* [SUPPLIED RECORDS]
[Start of section]

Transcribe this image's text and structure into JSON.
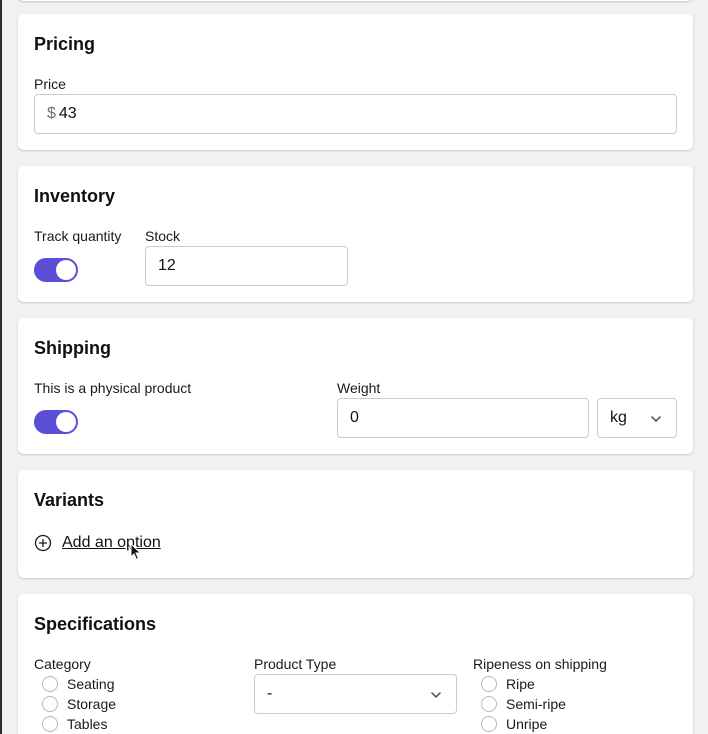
{
  "pricing": {
    "title": "Pricing",
    "price_label": "Price",
    "currency_symbol": "$",
    "price_value": "43"
  },
  "inventory": {
    "title": "Inventory",
    "track_label": "Track quantity",
    "track_enabled": true,
    "stock_label": "Stock",
    "stock_value": "12"
  },
  "shipping": {
    "title": "Shipping",
    "physical_label": "This is a physical product",
    "physical_enabled": true,
    "weight_label": "Weight",
    "weight_value": "0",
    "unit_value": "kg"
  },
  "variants": {
    "title": "Variants",
    "add_option_label": "Add an option"
  },
  "specifications": {
    "title": "Specifications",
    "category_label": "Category",
    "categories": [
      "Seating",
      "Storage",
      "Tables"
    ],
    "product_type_label": "Product Type",
    "product_type_value": "-",
    "ripeness_label": "Ripeness on shipping",
    "ripeness_options": [
      "Ripe",
      "Semi-ripe",
      "Unripe"
    ]
  },
  "colors": {
    "accent": "#5b4fd8",
    "background": "#f1f1f1",
    "card": "#ffffff"
  }
}
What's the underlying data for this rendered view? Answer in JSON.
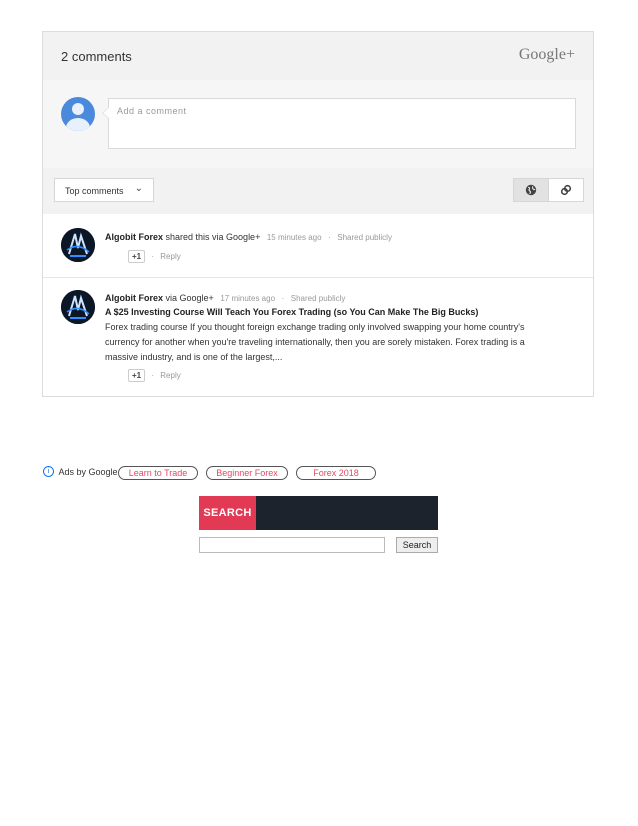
{
  "widget": {
    "count_label": "2 comments",
    "brand": "Google+",
    "add_placeholder": "Add a comment",
    "sort_label": "Top comments",
    "icons": {
      "view_public": "globe-icon",
      "view_link": "link-icon",
      "sort": "chevron-down-icon"
    }
  },
  "comments": [
    {
      "author": "Algobit Forex",
      "action": "shared this via Google+",
      "time": "15 minutes ago",
      "visibility": "Shared publicly",
      "plus_one": "+1",
      "reply": "Reply"
    },
    {
      "author": "Algobit Forex",
      "action": "via Google+",
      "time": "17 minutes ago",
      "visibility": "Shared publicly",
      "title": "A $25 Investing Course Will Teach You Forex Trading (so You Can Make The Big Bucks)",
      "body": "Forex trading course If you thought foreign exchange trading only involved swapping your home country's currency for another when you're traveling internationally, then you are sorely mistaken. Forex trading is a massive industry, and is one of the largest,...",
      "plus_one": "+1",
      "reply": "Reply"
    }
  ],
  "ads": {
    "label": "Ads by Google",
    "info_icon": "info-icon",
    "links": [
      "Learn to Trade",
      "Beginner Forex",
      "Forex 2018"
    ]
  },
  "search": {
    "tab_label": "SEARCH",
    "input_value": "",
    "button_label": "Search"
  },
  "colors": {
    "accent": "#e23a54",
    "dark_bar": "#1c232c",
    "ad_link": "#e04a64",
    "avatar_blue": "#4a89dc"
  }
}
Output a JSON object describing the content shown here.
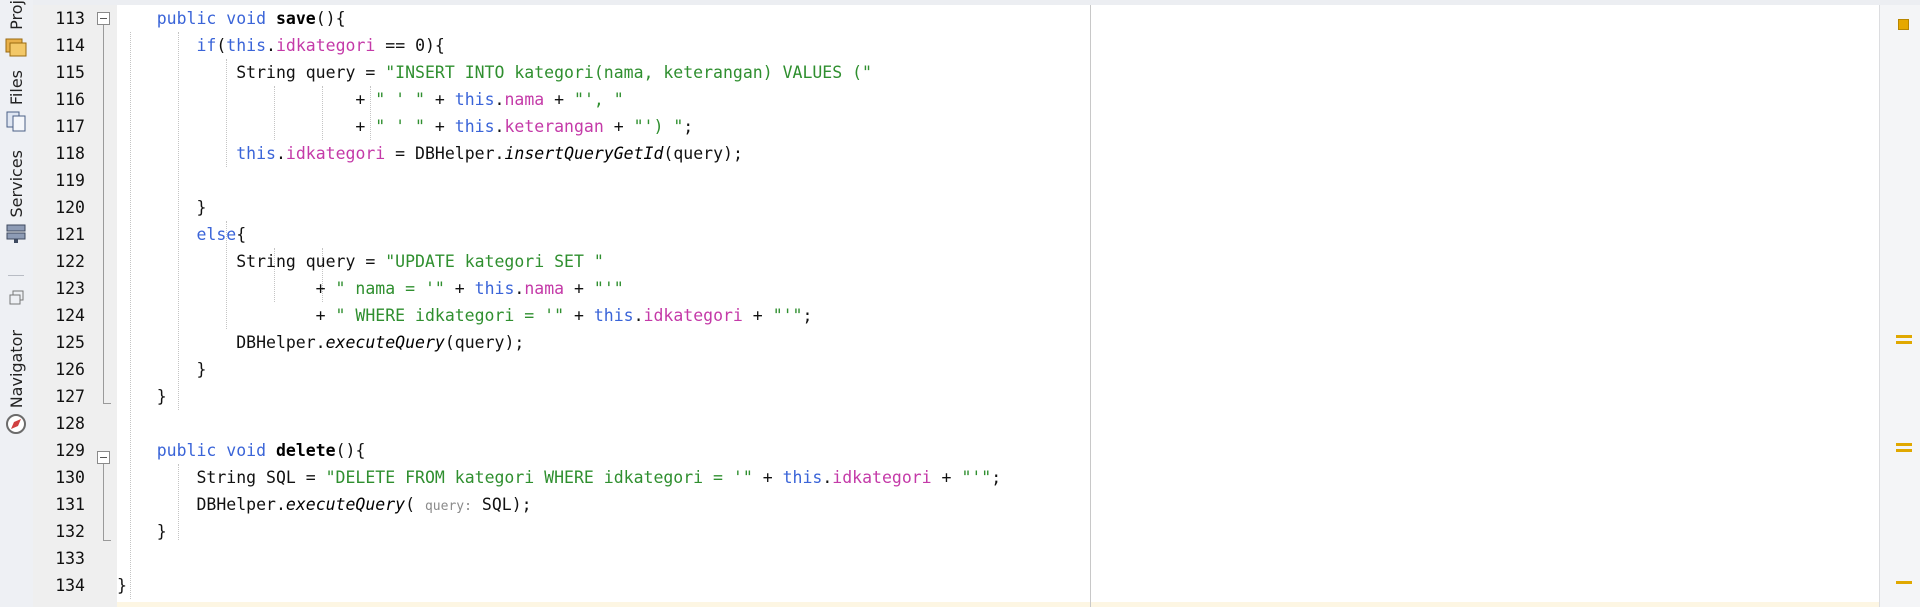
{
  "sidebar": {
    "tabs": [
      {
        "label": "Proj"
      },
      {
        "label": "Files"
      },
      {
        "label": "Services"
      },
      {
        "label": "Navigator"
      }
    ]
  },
  "editor": {
    "line_numbers": [
      "113",
      "114",
      "115",
      "116",
      "117",
      "118",
      "119",
      "120",
      "121",
      "122",
      "123",
      "124",
      "125",
      "126",
      "127",
      "128",
      "129",
      "130",
      "131",
      "132",
      "133",
      "134"
    ],
    "lines": [
      [
        {
          "t": "    "
        },
        {
          "t": "public void ",
          "c": "kw"
        },
        {
          "t": "save",
          "c": "mth"
        },
        {
          "t": "(){"
        }
      ],
      [
        {
          "t": "        "
        },
        {
          "t": "if",
          "c": "kw"
        },
        {
          "t": "("
        },
        {
          "t": "this",
          "c": "kw"
        },
        {
          "t": "."
        },
        {
          "t": "idkategori",
          "c": "fld"
        },
        {
          "t": " == 0){"
        }
      ],
      [
        {
          "t": "            String query = "
        },
        {
          "t": "\"INSERT INTO kategori(nama, keterangan) VALUES (\"",
          "c": "str"
        }
      ],
      [
        {
          "t": "                        + "
        },
        {
          "t": "\" ' \"",
          "c": "str"
        },
        {
          "t": " + "
        },
        {
          "t": "this",
          "c": "kw"
        },
        {
          "t": "."
        },
        {
          "t": "nama",
          "c": "fld"
        },
        {
          "t": " + "
        },
        {
          "t": "\"', \"",
          "c": "str"
        }
      ],
      [
        {
          "t": "                        + "
        },
        {
          "t": "\" ' \"",
          "c": "str"
        },
        {
          "t": " + "
        },
        {
          "t": "this",
          "c": "kw"
        },
        {
          "t": "."
        },
        {
          "t": "keterangan",
          "c": "fld"
        },
        {
          "t": " + "
        },
        {
          "t": "\"') \"",
          "c": "str"
        },
        {
          "t": ";"
        }
      ],
      [
        {
          "t": "            "
        },
        {
          "t": "this",
          "c": "kw"
        },
        {
          "t": "."
        },
        {
          "t": "idkategori",
          "c": "fld"
        },
        {
          "t": " = DBHelper."
        },
        {
          "t": "insertQueryGetId",
          "c": "sta"
        },
        {
          "t": "(query);"
        }
      ],
      [
        {
          "t": ""
        }
      ],
      [
        {
          "t": "        }"
        }
      ],
      [
        {
          "t": "        "
        },
        {
          "t": "else",
          "c": "kw"
        },
        {
          "t": "{"
        }
      ],
      [
        {
          "t": "            String query = "
        },
        {
          "t": "\"UPDATE kategori SET \"",
          "c": "str"
        }
      ],
      [
        {
          "t": "                    + "
        },
        {
          "t": "\" nama = '\"",
          "c": "str"
        },
        {
          "t": " + "
        },
        {
          "t": "this",
          "c": "kw"
        },
        {
          "t": "."
        },
        {
          "t": "nama",
          "c": "fld"
        },
        {
          "t": " + "
        },
        {
          "t": "\"'\"",
          "c": "str"
        }
      ],
      [
        {
          "t": "                    + "
        },
        {
          "t": "\" WHERE idkategori = '\"",
          "c": "str"
        },
        {
          "t": " + "
        },
        {
          "t": "this",
          "c": "kw"
        },
        {
          "t": "."
        },
        {
          "t": "idkategori",
          "c": "fld"
        },
        {
          "t": " + "
        },
        {
          "t": "\"'\"",
          "c": "str"
        },
        {
          "t": ";"
        }
      ],
      [
        {
          "t": "            DBHelper."
        },
        {
          "t": "executeQuery",
          "c": "sta"
        },
        {
          "t": "(query);"
        }
      ],
      [
        {
          "t": "        }"
        }
      ],
      [
        {
          "t": "    }"
        }
      ],
      [
        {
          "t": ""
        }
      ],
      [
        {
          "t": "    "
        },
        {
          "t": "public void ",
          "c": "kw"
        },
        {
          "t": "delete",
          "c": "mth"
        },
        {
          "t": "(){"
        }
      ],
      [
        {
          "t": "        String SQL = "
        },
        {
          "t": "\"DELETE FROM kategori WHERE idkategori = '\"",
          "c": "str"
        },
        {
          "t": " + "
        },
        {
          "t": "this",
          "c": "kw"
        },
        {
          "t": "."
        },
        {
          "t": "idkategori",
          "c": "fld"
        },
        {
          "t": " + "
        },
        {
          "t": "\"'\"",
          "c": "str"
        },
        {
          "t": ";"
        }
      ],
      [
        {
          "t": "        DBHelper."
        },
        {
          "t": "executeQuery",
          "c": "sta"
        },
        {
          "t": "( "
        },
        {
          "t": "query:",
          "c": "hint"
        },
        {
          "t": " SQL);"
        }
      ],
      [
        {
          "t": "    }"
        }
      ],
      [
        {
          "t": ""
        }
      ],
      [
        {
          "t": "}"
        }
      ]
    ]
  },
  "colors": {
    "keyword": "#3a64d8",
    "field": "#c43aa8",
    "string": "#2f8f2f",
    "gutter": "#efefef",
    "warning_mark": "#e0a800"
  }
}
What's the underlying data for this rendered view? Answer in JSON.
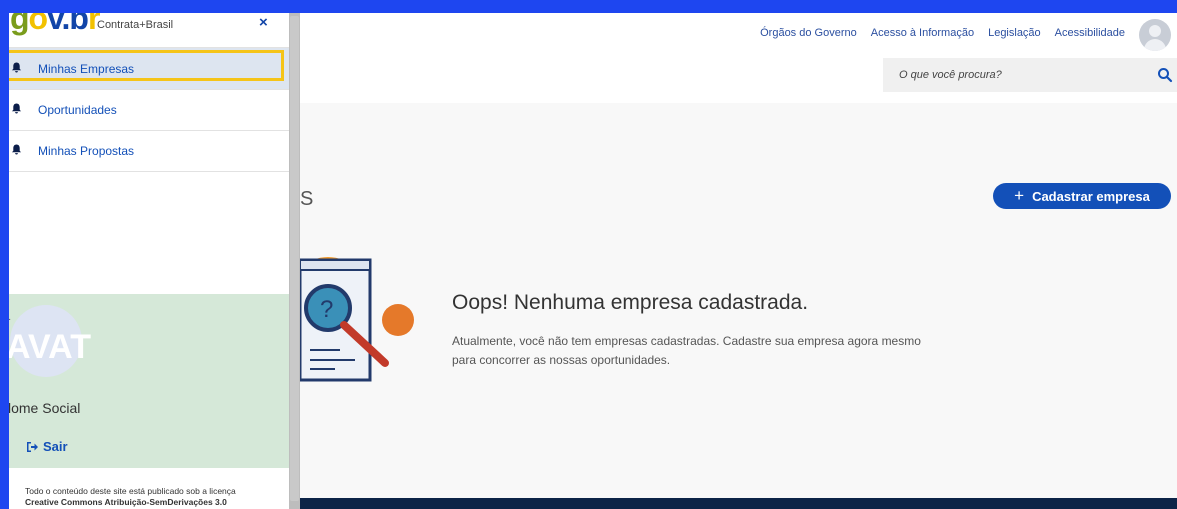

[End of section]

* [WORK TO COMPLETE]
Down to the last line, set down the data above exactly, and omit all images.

* [ANSWER]
Transcribe this image's text and structure into JSON.
{
  "pricing": {
    "title": "Pricing",
    "price_label": "Price",
    "currency_symbol": "$",
    "price_value": "43"
  },
  "inventory": {
    "title": "Inventory",
    "track_label": "Track quantity",
    "track_enabled": true,
    "stock_label": "Stock",
    "stock_value": "12"
  },
  "shipping": {
    "title": "Shipping",
    "physical_label": "This is a physical product",
    "physical_enabled": true,
    "weight_label": "Weight",
    "weight_value": "0",
    "unit_value": "kg"
  },
  "variants": {
    "title": "Variants",
    "add_option_label": "Add an option"
  },
  "specifications": {
    "title": "Specifications",
    "category_label": "Category",
    "categories": [
      "Seating",
      "Storage",
      "Tables"
    ],
    "product_type_label": "Product Type",
    "product_type_value": "-",
    "ripeness_label": "Ripeness on shipping",
    "ripeness_options": [
      "Ripe",
      "Semi-ripe",
      "Unripe"
    ]
  },
  "colors": {
    "accent": "#5b4fd8",
    "background": "#f1f1f1",
    "card": "#ffffff"
  }
}
What's the underlying data for this rendered view? Answer in JSON.
{
  "widget": {
    "count_label": "2 comments",
    "brand": "Google+",
    "add_placeholder": "Add a comment",
    "sort_label": "Top comments",
    "icons": {
      "view_public": "globe-icon",
      "view_link": "link-icon",
      "sort": "chevron-down-icon"
    }
  },
  "comments": [
    {
      "author": "Algobit Forex",
      "action": "shared this via Google+",
      "time": "15 minutes ago",
      "visibility": "Shared publicly",
      "plus_one": "+1",
      "reply": "Reply"
    },
    {
      "author": "Algobit Forex",
      "action": "via Google+",
      "time": "17 minutes ago",
      "visibility": "Shared publicly",
      "title": "A $25 Investing Course Will Teach You Forex Trading (so You Can Make The Big Bucks)",
      "body": "Forex trading course If you thought foreign exchange trading only involved swapping your home country's currency for another when you're traveling internationally, then you are sorely mistaken. Forex trading is a massive industry, and is one of the largest,...",
      "plus_one": "+1",
      "reply": "Reply"
    }
  ],
  "ads": {
    "label": "Ads by Google",
    "info_icon": "info-icon",
    "links": [
      "Learn to Trade",
      "Beginner Forex",
      "Forex 2018"
    ]
  },
  "search": {
    "tab_label": "SEARCH",
    "input_value": "",
    "button_label": "Search"
  },
  "colors": {
    "accent": "#e23a54",
    "dark_bar": "#1c232c",
    "ad_link": "#e04a64",
    "avatar_blue": "#4a89dc"
  }
}
Output a JSON object describing the content shown here.
{
  "sidebar": {
    "tabs": [
      {
        "label": "Proj"
      },
      {
        "label": "Files"
      },
      {
        "label": "Services"
      },
      {
        "label": "Navigator"
      }
    ]
  },
  "editor": {
    "line_numbers": [
      "113",
      "114",
      "115",
      "116",
      "117",
      "118",
      "119",
      "120",
      "121",
      "122",
      "123",
      "124",
      "125",
      "126",
      "127",
      "128",
      "129",
      "130",
      "131",
      "132",
      "133",
      "134"
    ],
    "lines": [
      [
        {
          "t": "    "
        },
        {
          "t": "public void ",
          "c": "kw"
        },
        {
          "t": "save",
          "c": "mth"
        },
        {
          "t": "(){"
        }
      ],
      [
        {
          "t": "        "
        },
        {
          "t": "if",
          "c": "kw"
        },
        {
          "t": "("
        },
        {
          "t": "this",
          "c": "kw"
        },
        {
          "t": "."
        },
        {
          "t": "idkategori",
          "c": "fld"
        },
        {
          "t": " == 0){"
        }
      ],
      [
        {
          "t": "            String query = "
        },
        {
          "t": "\"INSERT INTO kategori(nama, keterangan) VALUES (\"",
          "c": "str"
        }
      ],
      [
        {
          "t": "                        + "
        },
        {
          "t": "\" ' \"",
          "c": "str"
        },
        {
          "t": " + "
        },
        {
          "t": "this",
          "c": "kw"
        },
        {
          "t": "."
        },
        {
          "t": "nama",
          "c": "fld"
        },
        {
          "t": " + "
        },
        {
          "t": "\"', \"",
          "c": "str"
        }
      ],
      [
        {
          "t": "                        + "
        },
        {
          "t": "\" ' \"",
          "c": "str"
        },
        {
          "t": " + "
        },
        {
          "t": "this",
          "c": "kw"
        },
        {
          "t": "."
        },
        {
          "t": "keterangan",
          "c": "fld"
        },
        {
          "t": " + "
        },
        {
          "t": "\"') \"",
          "c": "str"
        },
        {
          "t": ";"
        }
      ],
      [
        {
          "t": "            "
        },
        {
          "t": "this",
          "c": "kw"
        },
        {
          "t": "."
        },
        {
          "t": "idkategori",
          "c": "fld"
        },
        {
          "t": " = DBHelper."
        },
        {
          "t": "insertQueryGetId",
          "c": "sta"
        },
        {
          "t": "(query);"
        }
      ],
      [
        {
          "t": ""
        }
      ],
      [
        {
          "t": "        }"
        }
      ],
      [
        {
          "t": "        "
        },
        {
          "t": "else",
          "c": "kw"
        },
        {
          "t": "{"
        }
      ],
      [
        {
          "t": "            String query = "
        },
        {
          "t": "\"UPDATE kategori SET \"",
          "c": "str"
        }
      ],
      [
        {
          "t": "                    + "
        },
        {
          "t": "\" nama = '\"",
          "c": "str"
        },
        {
          "t": " + "
        },
        {
          "t": "this",
          "c": "kw"
        },
        {
          "t": "."
        },
        {
          "t": "nama",
          "c": "fld"
        },
        {
          "t": " + "
        },
        {
          "t": "\"'\"",
          "c": "str"
        }
      ],
      [
        {
          "t": "                    + "
        },
        {
          "t": "\" WHERE idkategori = '\"",
          "c": "str"
        },
        {
          "t": " + "
        },
        {
          "t": "this",
          "c": "kw"
        },
        {
          "t": "."
        },
        {
          "t": "idkategori",
          "c": "fld"
        },
        {
          "t": " + "
        },
        {
          "t": "\"'\"",
          "c": "str"
        },
        {
          "t": ";"
        }
      ],
      [
        {
          "t": "            DBHelper."
        },
        {
          "t": "executeQuery",
          "c": "sta"
        },
        {
          "t": "(query);"
        }
      ],
      [
        {
          "t": "        }"
        }
      ],
      [
        {
          "t": "    }"
        }
      ],
      [
        {
          "t": ""
        }
      ],
      [
        {
          "t": "    "
        },
        {
          "t": "public void ",
          "c": "kw"
        },
        {
          "t": "delete",
          "c": "mth"
        },
        {
          "t": "(){"
        }
      ],
      [
        {
          "t": "        String SQL = "
        },
        {
          "t": "\"DELETE FROM kategori WHERE idkategori = '\"",
          "c": "str"
        },
        {
          "t": " + "
        },
        {
          "t": "this",
          "c": "kw"
        },
        {
          "t": "."
        },
        {
          "t": "idkategori",
          "c": "fld"
        },
        {
          "t": " + "
        },
        {
          "t": "\"'\"",
          "c": "str"
        },
        {
          "t": ";"
        }
      ],
      [
        {
          "t": "        DBHelper."
        },
        {
          "t": "executeQuery",
          "c": "sta"
        },
        {
          "t": "( "
        },
        {
          "t": "query:",
          "c": "hint"
        },
        {
          "t": " SQL);"
        }
      ],
      [
        {
          "t": "    }"
        }
      ],
      [
        {
          "t": ""
        }
      ],
      [
        {
          "t": "}"
        }
      ]
    ]
  },
  "colors": {
    "keyword": "#3a64d8",
    "field": "#c43aa8",
    "string": "#2f8f2f",
    "gutter": "#efefef",
    "warning_mark": "#e0a800"
  }
}
What's the underlying data for this rendered view? Answer in JSON.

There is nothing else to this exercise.